BEGIN Data extract

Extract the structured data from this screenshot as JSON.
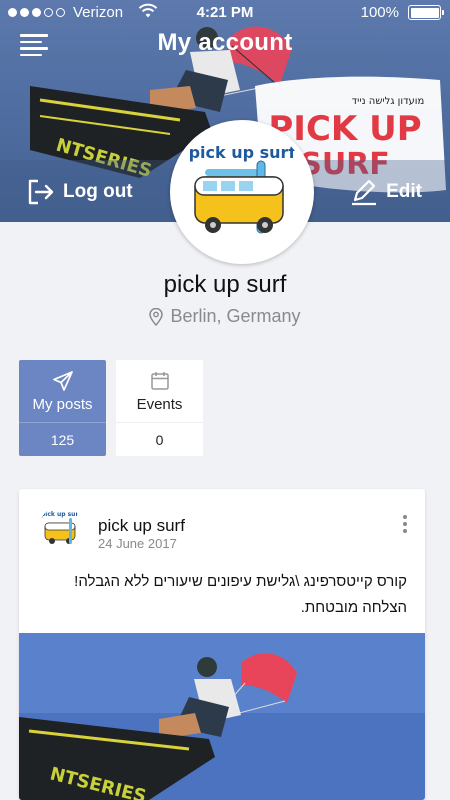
{
  "status_bar": {
    "carrier": "Verizon",
    "time": "4:21 PM",
    "battery": "100%"
  },
  "header": {
    "title": "My account",
    "logout_label": "Log out",
    "edit_label": "Edit"
  },
  "cover": {
    "banner_subtitle": "מועדון גלישה נייד",
    "banner_title_line1": "PICK UP",
    "banner_title_line2": "SURF"
  },
  "avatar": {
    "logo_text": "pick up surf"
  },
  "profile": {
    "name": "pick up surf",
    "location": "Berlin, Germany"
  },
  "tabs": [
    {
      "label": "My posts",
      "count": "125",
      "icon": "send-icon"
    },
    {
      "label": "Events",
      "count": "0",
      "icon": "calendar-icon"
    }
  ],
  "post": {
    "author": "pick up surf",
    "date": "24 June 2017",
    "text": "קורס קייטסרפינג \\גלישת עיפונים שיעורים ללא הגבלה! הצלחה מובטחת."
  },
  "colors": {
    "header_blue": "#4e6c9f",
    "tab_active": "#6c86c4",
    "background": "#f1f2f6"
  }
}
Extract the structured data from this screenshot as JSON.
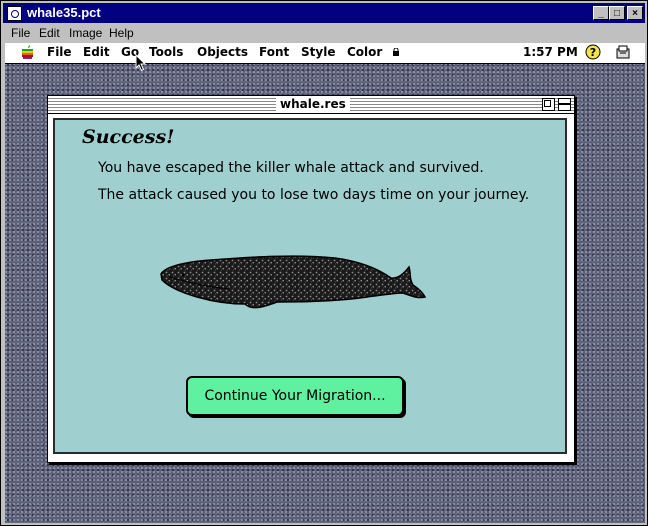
{
  "window": {
    "title": "whale35.pct",
    "menu": [
      "File",
      "Edit",
      "Image",
      "Help"
    ],
    "minimize_label": "_",
    "maximize_label": "□",
    "close_label": "×"
  },
  "mac_menubar": {
    "items": [
      "File",
      "Edit",
      "Go",
      "Tools",
      "Objects",
      "Font",
      "Style",
      "Color"
    ],
    "clock": "1:57 PM",
    "help_label": "?"
  },
  "document": {
    "title": "whale.res",
    "heading": "Success!",
    "line1": "You have escaped the killer whale attack and survived.",
    "line2": "The attack caused you to lose two days time on your journey.",
    "button_label": "Continue Your Migration..."
  },
  "colors": {
    "titlebar": "#000080",
    "content_bg": "#9fcfcf",
    "button_bg": "#5ff0a0",
    "desktop": "#5a5e77"
  }
}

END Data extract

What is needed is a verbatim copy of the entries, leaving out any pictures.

▸ Response box:
Extract the structured data from this screenshot as JSON.
{
  "status_bar": {
    "carrier": "Verizon",
    "time": "4:21 PM",
    "battery": "100%"
  },
  "header": {
    "title": "My account",
    "logout_label": "Log out",
    "edit_label": "Edit"
  },
  "cover": {
    "banner_subtitle": "מועדון גלישה נייד",
    "banner_title_line1": "PICK UP",
    "banner_title_line2": "SURF"
  },
  "avatar": {
    "logo_text": "pick up surf"
  },
  "profile": {
    "name": "pick up surf",
    "location": "Berlin, Germany"
  },
  "tabs": [
    {
      "label": "My posts",
      "count": "125",
      "icon": "send-icon"
    },
    {
      "label": "Events",
      "count": "0",
      "icon": "calendar-icon"
    }
  ],
  "post": {
    "author": "pick up surf",
    "date": "24 June 2017",
    "text": "קורס קייטסרפינג \\גלישת עיפונים שיעורים ללא הגבלה! הצלחה מובטחת."
  },
  "colors": {
    "header_blue": "#4e6c9f",
    "tab_active": "#6c86c4",
    "background": "#f1f2f6"
  }
}
Extract the structured data from this screenshot as JSON.
{
  "window": {
    "title": "whale35.pct",
    "menu": [
      "File",
      "Edit",
      "Image",
      "Help"
    ],
    "minimize_label": "_",
    "maximize_label": "□",
    "close_label": "×"
  },
  "mac_menubar": {
    "items": [
      "File",
      "Edit",
      "Go",
      "Tools",
      "Objects",
      "Font",
      "Style",
      "Color"
    ],
    "clock": "1:57 PM",
    "help_label": "?"
  },
  "document": {
    "title": "whale.res",
    "heading": "Success!",
    "line1": "You have escaped the killer whale attack and survived.",
    "line2": "The attack caused you to lose two days time on your journey.",
    "button_label": "Continue Your Migration..."
  },
  "colors": {
    "titlebar": "#000080",
    "content_bg": "#9fcfcf",
    "button_bg": "#5ff0a0",
    "desktop": "#5a5e77"
  }
}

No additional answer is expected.